figure him out, but he always passed out before he could give me any
revelations about himself.
Those nights spent with the bottle were the only times he wasn't terrified
"The Major in there?" I asked him, rolling my eyes toward the door.
Lyman was too much of a good little tin soldier to fidget, but his own eyes
shifted. "Yes sir."
I managed not to laugh at the "sir" business; funny calling an animal that.
He knew perfectly well that was what I was, too. He never hid his contempt
for me, even through all that fear. I liked him for that. One day he was
going to really grow up, and find out what it was to make people fear
*him*--and then he'd be a force to reckon with.
When I finally went berzerk on these people, I decided I'd kill him last.
For now, I had other business to take care of. Without bothering to answer
him or even to knock, I stepped past him and barged through the door into
The Major looked up from the report in his hands as the red folder hit the
desk, making a vaguely satisfying *thwack*.
He stared down at it for a moment, then up at me. His lips quirked in an
expression of surprised intrigue, but before he could make the snarky
comment that had to be coming, I held up my hand.
"One condition, Stryker."
His eyes narrowed and he sat back, but poker faces don't work too well when

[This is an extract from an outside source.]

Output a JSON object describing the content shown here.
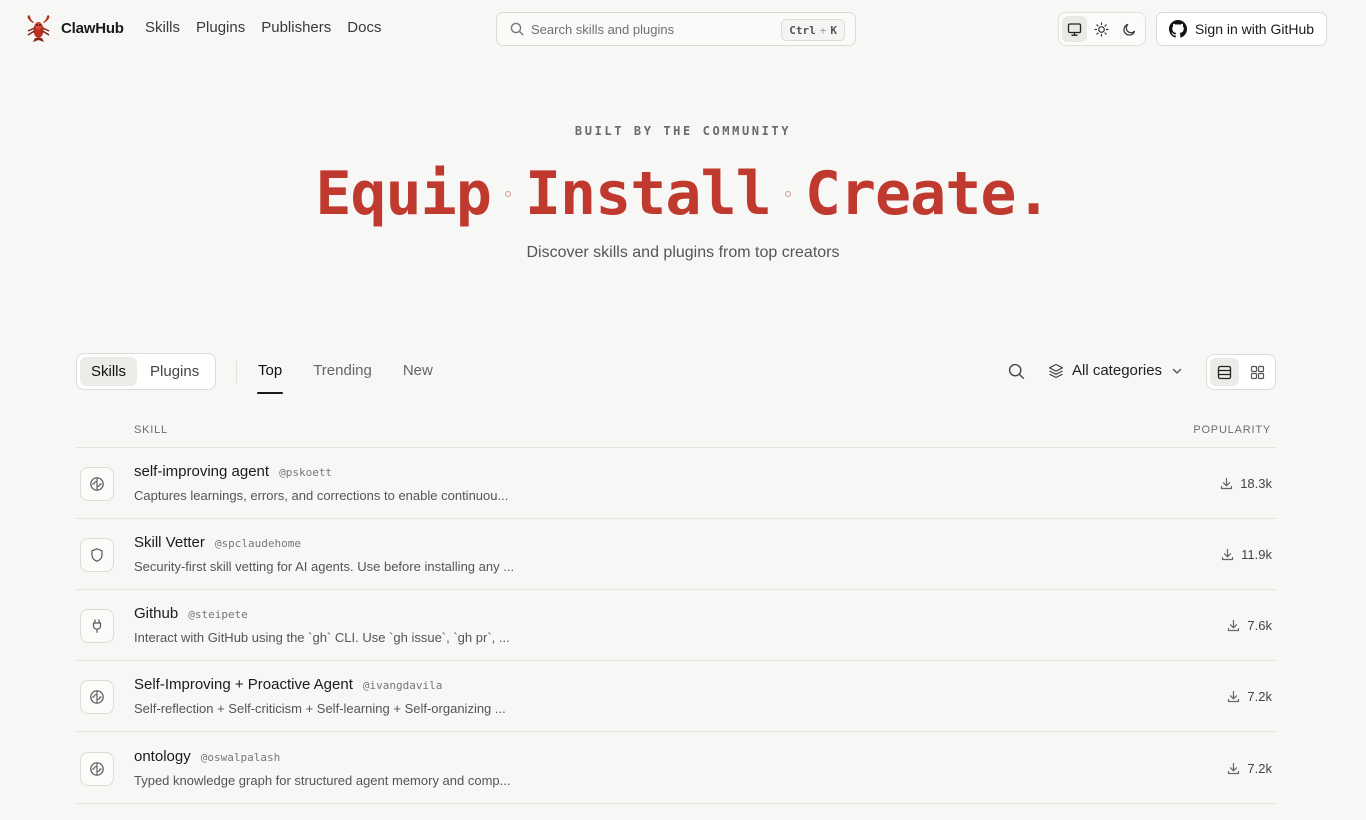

the guy in front of you can just about *smell* what you're feeling. He was
suspicious of the catch.
I didn't feel like it, but I sat down, leaning across the desk to stare him
in the eye. "I've seen how you make Swiss cheese outta the brains of the
ones I bring back alive. I don't know how you do it, and I don't want to
know. But I want you to do the same for me.
"I want you to wipe my memory."
Stryker fell back in his chair, his eyebrows hiking up and lips twisting in
amusement. It was an expression I didn't like one little bit.
"*All* of your memories," he asked slowly, "or just the ones of *her*?"
That was the moment when our understanding of each other became perfect.
I'd betrayed him. He knew it, I knew it, and my fate was already sealed. I
just surprised him by choosing the means to the end.
"All," I answered tersely, still meeting his gaze.
His crooked smile hardened a little. He had no more use for my mind; it was
a liability now. I'd betrayed him once, and I could do it again. Maybe
more. Maybe kill him before he could find Yuriko--because I knew he would,
sooner or later. As a mutant hunter, he was second only to me.
He had no way to know that I wouldn't stop him. Yuriko had killed me, by
loving me and making me love in return. I wouldn't spare her
couldn't live without her. And I couldn't face her if they let her live--if
they brought her here, and changed her from the woman I had loved. Oblivion
would be better than that, for both of us.
So take this living corpse, Doctor Frankenstein, but kill whatever is left
of the soul within.
If he didn't, sooner or later, I would kill him. It was as simple as that,
and he knew it.
Stryker steepled his fingers, not quite smirking at me over their tips.
"There's no guarantee you'll survive the procedure." An empty warning,
because in his mind too, I was already dead.
"Just try and kill me." Less than a challenge, but spoken with just enough
defiance to let us both pretend it wasn't the desperate plea that it was.
At last he leaned forward, forcing me to pull back and give him space. He
reached out, placing his hands almost reverently on top of the red folder,
and gazed at me with clear, cold intent.
It was all the answer I needed.
Outside the door of his office, I stopped, staring down at my fist as I
trailed three fingers over the spaces between the knuckles. Once more, I
tried to imagine the claws--only this time, I imagined them at Stryker's
Whatever monster he created of me, I hoped it would have more guts than I did.
© 2003 Jordanna Morgan - http://www.jordanna.net